[TASK DATA — start]

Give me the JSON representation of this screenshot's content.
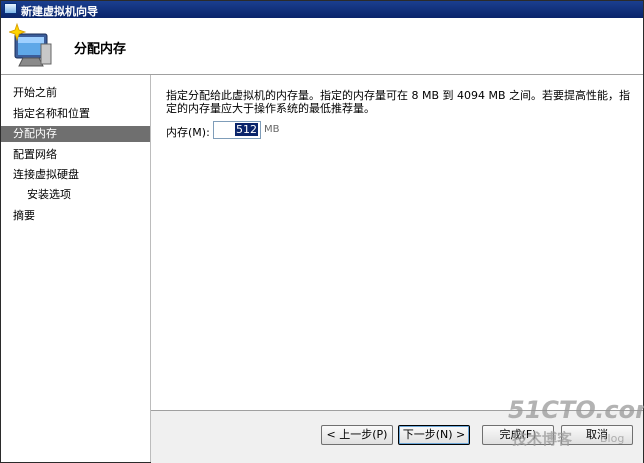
{
  "window": {
    "title": "新建虚拟机向导"
  },
  "header": {
    "title": "分配内存"
  },
  "sidebar": {
    "items": [
      {
        "label": "开始之前",
        "active": false,
        "sub": false
      },
      {
        "label": "指定名称和位置",
        "active": false,
        "sub": false
      },
      {
        "label": "分配内存",
        "active": true,
        "sub": false
      },
      {
        "label": "配置网络",
        "active": false,
        "sub": false
      },
      {
        "label": "连接虚拟硬盘",
        "active": false,
        "sub": false
      },
      {
        "label": "安装选项",
        "active": false,
        "sub": true
      },
      {
        "label": "摘要",
        "active": false,
        "sub": false
      }
    ]
  },
  "main": {
    "description_line1": "指定分配给此虚拟机的内存量。指定的内存量可在 8 MB 到 4094 MB 之间。若要提高性能，指",
    "description_line2": "定的内存量应大于操作系统的最低推荐量。",
    "memory_label": "内存(M):",
    "memory_value": "512",
    "memory_unit": "MB"
  },
  "buttons": {
    "prev": "< 上一步(P)",
    "next": "下一步(N) >",
    "finish": "完成(F)",
    "cancel": "取消"
  },
  "watermark": {
    "logo": "51CTO.com",
    "subtitle": "技术博客",
    "blog": "Blog"
  }
}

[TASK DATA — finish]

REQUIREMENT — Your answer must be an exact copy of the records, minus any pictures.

TASK OUTPUT —
Give me the JSON representation of this screenshot's content.
{
  "window": {
    "title": "新建虚拟机向导"
  },
  "header": {
    "title": "分配内存"
  },
  "sidebar": {
    "items": [
      {
        "label": "开始之前",
        "active": false,
        "sub": false
      },
      {
        "label": "指定名称和位置",
        "active": false,
        "sub": false
      },
      {
        "label": "分配内存",
        "active": true,
        "sub": false
      },
      {
        "label": "配置网络",
        "active": false,
        "sub": false
      },
      {
        "label": "连接虚拟硬盘",
        "active": false,
        "sub": false
      },
      {
        "label": "安装选项",
        "active": false,
        "sub": true
      },
      {
        "label": "摘要",
        "active": false,
        "sub": false
      }
    ]
  },
  "main": {
    "description_line1": "指定分配给此虚拟机的内存量。指定的内存量可在 8 MB 到 4094 MB 之间。若要提高性能，指",
    "description_line2": "定的内存量应大于操作系统的最低推荐量。",
    "memory_label": "内存(M):",
    "memory_value": "512",
    "memory_unit": "MB"
  },
  "buttons": {
    "prev": "< 上一步(P)",
    "next": "下一步(N) >",
    "finish": "完成(F)",
    "cancel": "取消"
  },
  "watermark": {
    "logo": "51CTO.com",
    "subtitle": "技术博客",
    "blog": "Blog"
  }
}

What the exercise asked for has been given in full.